Preparing and then painting a car must rank among the most challenging of all automotive skills, not least as there’s nowhere to hide; any runs, nicks or other imperfections are destined to be on show for all to see forevermore. It’s enough to set the nerves of even the most seasoned of bodywork pros on edge!
The good news is that we’ve always been deeply committed to ensuring that every single one of our projects receives the time and attention it deserves in this respect. The even better news is that in Gaz and Marc, our paintwork techs, we’ve a seasoned team well versed in bringing even the most archaic of paints back to life, or as if more often the case, starting afresh.
It’s worth taking a closer look at some of our more recent projects to get a good idea of the kind of thing this pair are capable of, with the Alfa Romeo GT Junior, the Mercedes W116 S-Class and Stratos Zero all sporting shades as stunning to behold as they were tricky to apply correctly. It’s worth heading over to the projects section of our website all the same, if only because we’ve recently updated it with more compressive information on the cars themselves.
This project may for one of the motoring industry’s leading lights, but the process involved is one that is applied to every Retropower project regardless of make or model. The freshly stripped shell was initially baked and given its first media blast, before being etched primed in readiness for the extended metalwork phase. This done, the Escort was treated to its second media blast, followed immediately afterwards (within minutes) by the the zinc metal spraying step, then a coast of epoxy primer and careful application of seam sealer. Following initial block sanding the shell then received an application of spray surfacer, and the underbody treated to a coat of Raptor (an ultra-tough Urethane coating) tinted to match the eventual exterior colour.
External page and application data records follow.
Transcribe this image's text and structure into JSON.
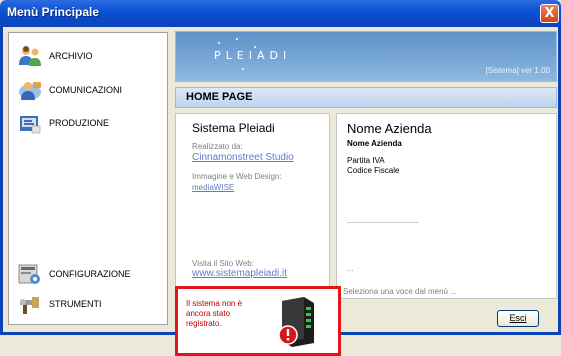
{
  "window": {
    "title": "Menù Principale",
    "close_glyph": "X"
  },
  "nav": {
    "items": [
      {
        "label": "ARCHIVIO",
        "icon": "users-icon"
      },
      {
        "label": "COMUNICAZIONI",
        "icon": "contact-icon"
      },
      {
        "label": "PRODUZIONE",
        "icon": "production-icon"
      },
      {
        "label": "CONFIGURAZIONE",
        "icon": "configuration-icon"
      },
      {
        "label": "STRUMENTI",
        "icon": "tools-icon"
      }
    ]
  },
  "banner": {
    "logo": "PLEIADI",
    "version": "[Sistema]  ver 1.00"
  },
  "homepage": {
    "title": "HOME PAGE"
  },
  "info_panel": {
    "title": "Sistema Pleiadi",
    "created_by_label": "Realizzato da:",
    "created_by_link": "Cinnamonstreet Studio",
    "design_label": "Immagine e Web Design:",
    "design_link": "mediaWISE",
    "visit_label": "Visita il Sito Web:",
    "visit_link": "www.sistemapleiadi.it"
  },
  "company_panel": {
    "title": "Nome Azienda",
    "name": "Nome Azienda",
    "vat_label": "Partita IVA",
    "tax_label": "Codice Fiscale",
    "dots": "..."
  },
  "warning": {
    "message": "Il sistema non è ancora stato registrato."
  },
  "status": {
    "text": "Seleziona una voce dal menù ..."
  },
  "buttons": {
    "exit": "Esci"
  }
}
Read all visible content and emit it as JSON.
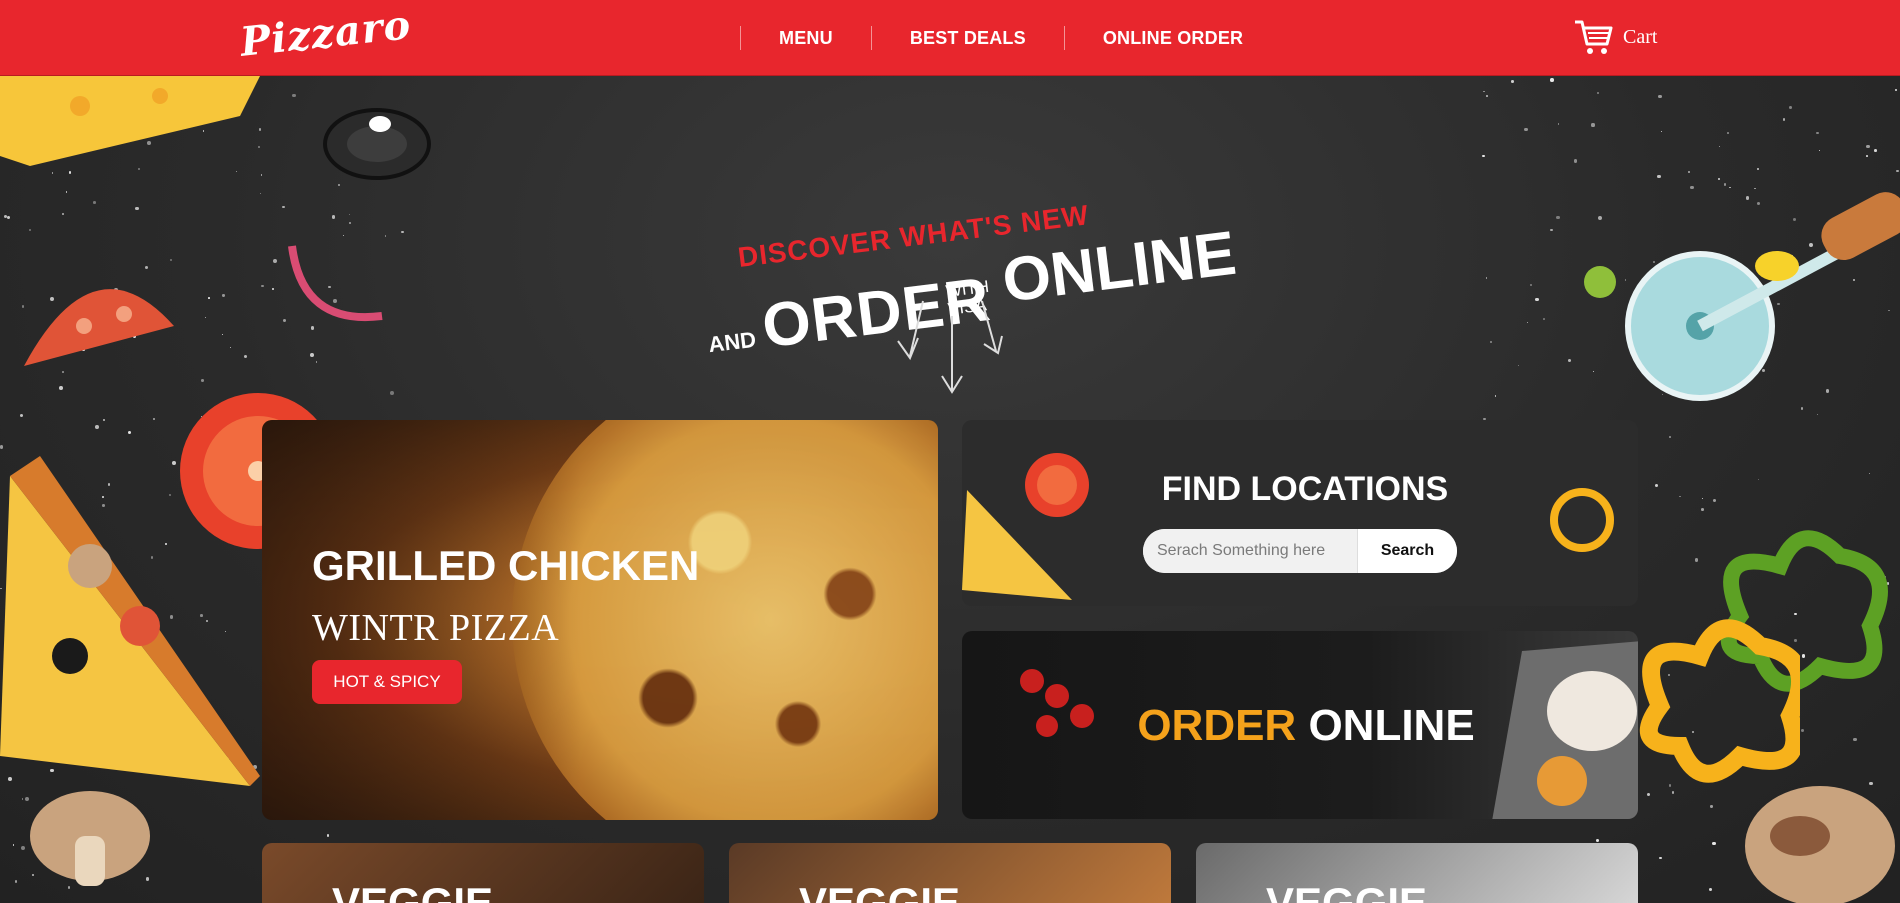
{
  "header": {
    "logo": "Pizzaro",
    "nav": [
      "MENU",
      "BEST DEALS",
      "ONLINE ORDER"
    ],
    "cart_label": "Cart",
    "cart_icon": "cart-icon"
  },
  "hero": {
    "line1": "DISCOVER WHAT'S NEW",
    "and": "AND",
    "order": "ORDER",
    "with_visa": "WITH VISA",
    "with": "WITH",
    "visa": "VISA",
    "online": "ONLINE",
    "arrows_icon": "arrows-down-icon"
  },
  "cards": {
    "chicken": {
      "title": "GRILLED CHICKEN",
      "subtitle": "WINTR PIZZA",
      "button": "HOT & SPICY"
    },
    "locations": {
      "title": "FIND LOCATIONS",
      "placeholder": "Serach Something here",
      "search_button": "Search"
    },
    "order_online": {
      "order": "ORDER",
      "online": "ONLINE"
    },
    "bottom": [
      "VEGGIE",
      "VEGGIE",
      "VEGGIE"
    ]
  },
  "colors": {
    "brand_red": "#e8262d",
    "accent_orange": "#f5a21b",
    "background": "#2b2b2b"
  }
}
The keen eyed amongst you might well have spotted that not all aspects of the Escort’s interior are as Henry Ford and Co envisioned, with both the bonnet and boot panels having been replaced with carbon fibre equivalents. Ensuring that the finish of these matched that of the remaining steel panels was another in-depth undertaking, largely as they were ‘off the peg’ items and required a degree of ‘finessing’ to meet our (and Gordon’s) standards.
We’ve touched upon our use of Raptor as an anti-corrosion system previously of course, but applying it to the Escort was a more convoluted process than you might first have thought, and it’s all down to the wings. These are weld-on panels (and something of a water trap from the factory) and the inner portions therefore had to be Raptor treated ahead of the rest of the exterior and in the same session as the underside.
Yet it’s still not over, not quite. At the time of writing, Gaz and Marc are flatting back the Escort shell once again, first with 120 grit, swiftly followed by 180, 320, and if required, 400 grit, after which the exterior wipl be sealed with an epoxy primer before wet sanding to 800 grit. Only them will the end (and the final coat of Ermine White) will be in sight. The icing on the cake? A comprehensive flatting and polishing session. We’ve no doubt that the finished article will be well worth the wait.